Task prompt →
Every record must reappear in the answer exactly as given.

#####

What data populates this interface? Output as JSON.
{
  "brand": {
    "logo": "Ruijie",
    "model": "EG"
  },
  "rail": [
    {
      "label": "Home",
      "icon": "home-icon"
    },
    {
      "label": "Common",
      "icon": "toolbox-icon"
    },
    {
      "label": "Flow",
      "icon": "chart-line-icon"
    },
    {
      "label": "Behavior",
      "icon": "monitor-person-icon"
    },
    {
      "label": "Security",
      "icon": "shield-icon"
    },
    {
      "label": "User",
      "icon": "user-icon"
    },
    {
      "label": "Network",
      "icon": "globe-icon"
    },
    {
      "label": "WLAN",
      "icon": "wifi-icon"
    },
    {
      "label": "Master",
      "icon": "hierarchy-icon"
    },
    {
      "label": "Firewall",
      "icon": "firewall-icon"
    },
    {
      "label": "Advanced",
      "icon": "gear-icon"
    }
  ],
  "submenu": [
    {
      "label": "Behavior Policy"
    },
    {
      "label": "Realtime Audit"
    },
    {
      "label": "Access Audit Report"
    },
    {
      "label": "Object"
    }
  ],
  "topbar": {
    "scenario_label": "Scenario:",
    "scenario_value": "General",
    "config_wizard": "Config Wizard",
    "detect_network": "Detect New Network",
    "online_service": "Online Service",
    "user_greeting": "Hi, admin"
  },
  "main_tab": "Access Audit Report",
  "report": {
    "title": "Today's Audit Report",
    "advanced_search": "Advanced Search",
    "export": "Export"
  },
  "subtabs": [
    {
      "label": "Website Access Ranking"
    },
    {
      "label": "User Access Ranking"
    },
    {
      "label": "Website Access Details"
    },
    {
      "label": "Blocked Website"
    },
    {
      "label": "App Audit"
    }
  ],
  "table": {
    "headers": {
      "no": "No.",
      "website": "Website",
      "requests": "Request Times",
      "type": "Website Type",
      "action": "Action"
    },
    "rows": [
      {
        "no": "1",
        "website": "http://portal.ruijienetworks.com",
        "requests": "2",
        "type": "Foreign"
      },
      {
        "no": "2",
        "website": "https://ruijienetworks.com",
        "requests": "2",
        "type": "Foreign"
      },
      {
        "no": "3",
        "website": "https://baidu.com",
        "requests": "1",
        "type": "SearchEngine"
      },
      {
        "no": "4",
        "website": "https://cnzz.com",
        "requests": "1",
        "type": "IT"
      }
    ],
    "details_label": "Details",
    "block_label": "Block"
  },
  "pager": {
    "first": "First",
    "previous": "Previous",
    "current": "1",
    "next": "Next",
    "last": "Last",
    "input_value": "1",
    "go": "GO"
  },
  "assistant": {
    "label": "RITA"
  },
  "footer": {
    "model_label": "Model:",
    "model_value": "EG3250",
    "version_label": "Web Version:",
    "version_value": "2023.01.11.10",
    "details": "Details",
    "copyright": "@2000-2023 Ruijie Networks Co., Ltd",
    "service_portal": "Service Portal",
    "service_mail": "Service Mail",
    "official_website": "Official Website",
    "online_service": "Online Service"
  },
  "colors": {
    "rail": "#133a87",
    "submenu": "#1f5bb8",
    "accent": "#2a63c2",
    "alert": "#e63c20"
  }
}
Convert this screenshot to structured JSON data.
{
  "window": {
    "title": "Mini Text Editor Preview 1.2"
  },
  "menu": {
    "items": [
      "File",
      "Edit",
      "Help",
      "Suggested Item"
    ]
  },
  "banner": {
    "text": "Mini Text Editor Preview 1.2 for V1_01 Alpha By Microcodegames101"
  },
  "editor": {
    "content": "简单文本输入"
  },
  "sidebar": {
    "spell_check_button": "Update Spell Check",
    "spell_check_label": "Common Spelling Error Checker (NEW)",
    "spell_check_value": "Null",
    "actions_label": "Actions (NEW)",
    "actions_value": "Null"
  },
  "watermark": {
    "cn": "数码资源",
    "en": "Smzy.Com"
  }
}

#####

Answer to the problem →
What data populates this interface? Output as JSON.
{
  "brand": {
    "logo": "Ruijie",
    "model": "EG"
  },
  "rail": [
    {
      "label": "Home",
      "icon": "home-icon"
    },
    {
      "label": "Common",
      "icon": "toolbox-icon"
    },
    {
      "label": "Flow",
      "icon": "chart-line-icon"
    },
    {
      "label": "Behavior",
      "icon": "monitor-person-icon"
    },
    {
      "label": "Security",
      "icon": "shield-icon"
    },
    {
      "label": "User",
      "icon": "user-icon"
    },
    {
      "label": "Network",
      "icon": "globe-icon"
    },
    {
      "label": "WLAN",
      "icon": "wifi-icon"
    },
    {
      "label": "Master",
      "icon": "hierarchy-icon"
    },
    {
      "label": "Firewall",
      "icon": "firewall-icon"
    },
    {
      "label": "Advanced",
      "icon": "gear-icon"
    }
  ],
  "submenu": [
    {
      "label": "Behavior Policy"
    },
    {
      "label": "Realtime Audit"
    },
    {
      "label": "Access Audit Report"
    },
    {
      "label": "Object"
    }
  ],
  "topbar": {
    "scenario_label": "Scenario:",
    "scenario_value": "General",
    "config_wizard": "Config Wizard",
    "detect_network": "Detect New Network",
    "online_service": "Online Service",
    "user_greeting": "Hi, admin"
  },
  "main_tab": "Access Audit Report",
  "report": {
    "title": "Today's Audit Report",
    "advanced_search": "Advanced Search",
    "export": "Export"
  },
  "subtabs": [
    {
      "label": "Website Access Ranking"
    },
    {
      "label": "User Access Ranking"
    },
    {
      "label": "Website Access Details"
    },
    {
      "label": "Blocked Website"
    },
    {
      "label": "App Audit"
    }
  ],
  "table": {
    "headers": {
      "no": "No.",
      "website": "Website",
      "requests": "Request Times",
      "type": "Website Type",
      "action": "Action"
    },
    "rows": [
      {
        "no": "1",
        "website": "http://portal.ruijienetworks.com",
        "requests": "2",
        "type": "Foreign"
      },
      {
        "no": "2",
        "website": "https://ruijienetworks.com",
        "requests": "2",
        "type": "Foreign"
      },
      {
        "no": "3",
        "website": "https://baidu.com",
        "requests": "1",
        "type": "SearchEngine"
      },
      {
        "no": "4",
        "website": "https://cnzz.com",
        "requests": "1",
        "type": "IT"
      }
    ],
    "details_label": "Details",
    "block_label": "Block"
  },
  "pager": {
    "first": "First",
    "previous": "Previous",
    "current": "1",
    "next": "Next",
    "last": "Last",
    "input_value": "1",
    "go": "GO"
  },
  "assistant": {
    "label": "RITA"
  },
  "footer": {
    "model_label": "Model:",
    "model_value": "EG3250",
    "version_label": "Web Version:",
    "version_value": "2023.01.11.10",
    "details": "Details",
    "copyright": "@2000-2023 Ruijie Networks Co., Ltd",
    "service_portal": "Service Portal",
    "service_mail": "Service Mail",
    "official_website": "Official Website",
    "online_service": "Online Service"
  },
  "colors": {
    "rail": "#133a87",
    "submenu": "#1f5bb8",
    "accent": "#2a63c2",
    "alert": "#e63c20"
  }
}
Convert this screenshot to structured JSON data.
{
  "window": {
    "title": "Mini Text Editor Preview 1.2"
  },
  "menu": {
    "items": [
      "File",
      "Edit",
      "Help",
      "Suggested Item"
    ]
  },
  "banner": {
    "text": "Mini Text Editor Preview 1.2 for V1_01 Alpha By Microcodegames101"
  },
  "editor": {
    "content": "简单文本输入"
  },
  "sidebar": {
    "spell_check_button": "Update Spell Check",
    "spell_check_label": "Common Spelling Error Checker (NEW)",
    "spell_check_value": "Null",
    "actions_label": "Actions (NEW)",
    "actions_value": "Null"
  },
  "watermark": {
    "cn": "数码资源",
    "en": "Smzy.Com"
  }
}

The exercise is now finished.